Lycra, spandex—these materials are favored in activewear for a reason. "For JoyLab we focus on four-way stretch for our bras and leggings," says DiBernardo. "The last thing you want to be dealing with in the studio is pants that don’t stay up or move with you."
While your label might not necessarily read "four-way stretch," you'll know you're on the right track if it contains at least 12% or more of spandex, Lycra, or elastane, she says.
Pro tip #2: To stay dry during your workout, you need to understand how sweat-wicking works.
The ability to wick moisture comes down to a delicate balance of different fibers in the fabric blend, says DiBernardo. "It functions essentially like a candle wick, drawing moisture up away from the skin and to the surface of the material where it evaporates," she explains. "Polyester is the best material for wicking due to the yarn structure. Most other fibers need a treatment that will eventually wash out. In the case of natural fibers, many are fantastic for moisture absorption, but they hold onto it making you feel damp and chilly when they contact your skin."
Your takeaway: Aim for polyester blends if you tend to favor sweaty workouts, and stay away from cotton, which will get soaked very easily, says DiBernardo.
Pro tip #3: If you want to take a more advanced approach, verse yourself on different fabric blends.
JoyLab Women's Plus Asymmetrical Bra ($22)
As mentioned, spandex or any other kind of elastane fabric is usually a given, but it's worth taking a look at the label to see what other fabrics are in the blend.
For optimal sweat-wicking and lasting vibrancy, choose polyester. "It's one of the most core fibers for a couple reasons," says DiBernardo. "It is relatively less expensive than most other performance fibers, it has low moisture absorption built into its structure (read: great for sweat-wicking), it is durable, holds color and print with unrivaled vibrancy, and can be recycled or created out of recycled plastics."
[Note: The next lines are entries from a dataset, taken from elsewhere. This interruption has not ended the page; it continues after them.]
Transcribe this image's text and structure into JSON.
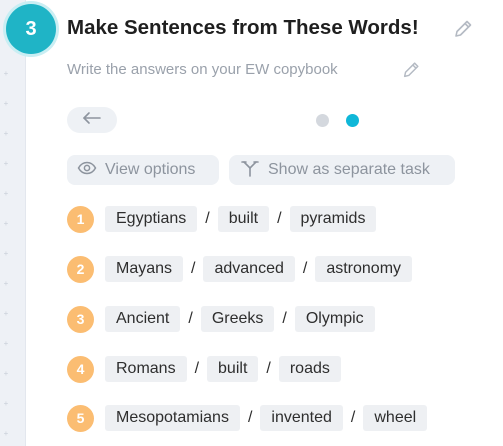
{
  "exercise": {
    "step_number": "3",
    "title": "Make Sentences from These Words!",
    "subtitle": "Write the answers on your EW copybook"
  },
  "navigation": {
    "back_icon": "arrow-left-icon",
    "page_dots": [
      {
        "state": "inactive",
        "color": "#d4d8de"
      },
      {
        "state": "active",
        "color": "#0fb7d8"
      }
    ]
  },
  "options": {
    "view_options_label": "View options",
    "separate_task_label": "Show as separate task"
  },
  "rows": [
    {
      "number": "1",
      "words": [
        "Egyptians",
        "built",
        "pyramids"
      ]
    },
    {
      "number": "2",
      "words": [
        "Mayans",
        "advanced",
        "astronomy"
      ]
    },
    {
      "number": "3",
      "words": [
        "Ancient",
        "Greeks",
        "Olympic"
      ]
    },
    {
      "number": "4",
      "words": [
        "Romans",
        "built",
        "roads"
      ]
    },
    {
      "number": "5",
      "words": [
        "Mesopotamians",
        "invented",
        "wheel"
      ]
    }
  ],
  "separator": "/",
  "colors": {
    "step_badge": "#1fb4c6",
    "number_badge": "#fbbd72",
    "chip_background": "#eef0f3",
    "muted_text": "#9aa1ab"
  }
}
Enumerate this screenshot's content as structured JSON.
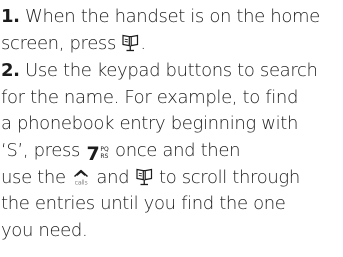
{
  "instructions": {
    "step1": {
      "number": "1.",
      "line1_text": " When the handset is on the home",
      "line2_text": "screen, press ",
      "line2_end": ".",
      "icon": "phonebook-icon"
    },
    "step2": {
      "number": "2.",
      "line1_text": " Use the keypad buttons to search",
      "line2": "for the name. For example, to find",
      "line3": "a phonebook entry beginning with",
      "line4_start": "‘S’, press ",
      "key_digit": "7",
      "key_letters_top": "PQ",
      "key_letters_bottom": "RS",
      "line4_end": " once and then",
      "line5_start": "use the ",
      "line5_calls_icon_label": "calls",
      "line5_middle": " and ",
      "line5_end": " to scroll through",
      "line6": "the entries until you find the one",
      "line7": "you need.",
      "calls_icon": "calls-icon",
      "phonebook_icon": "phonebook-icon"
    }
  }
}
For great durability and amazing texture, choose nylon. As with polyester, manufacturers can get very close to the ultra-soft feel of cotton with nylon. "Nylon is known for strength, thanks to its spiderweb fibers," says DiBernardo. It is super abrasion-resistant, and therefore long lasting and durable for certain activities. Very soft-handed fabrics are achievable. It is also low on moisture absorbency. The cons: It's much more expensive than polyester, and the color tends to be less vibrant.
For ultra-cozy lifestyle garments, choose modal and Tencel blends. They might not be up for a high-impact workout, but these are the fabrics that are great for lounging. "They have a soft, luxurious feel," says DiBernardo.
Want more insider pointers on activewear? Check out the most supportive sports bras, as tested by three editors with different cup sizes.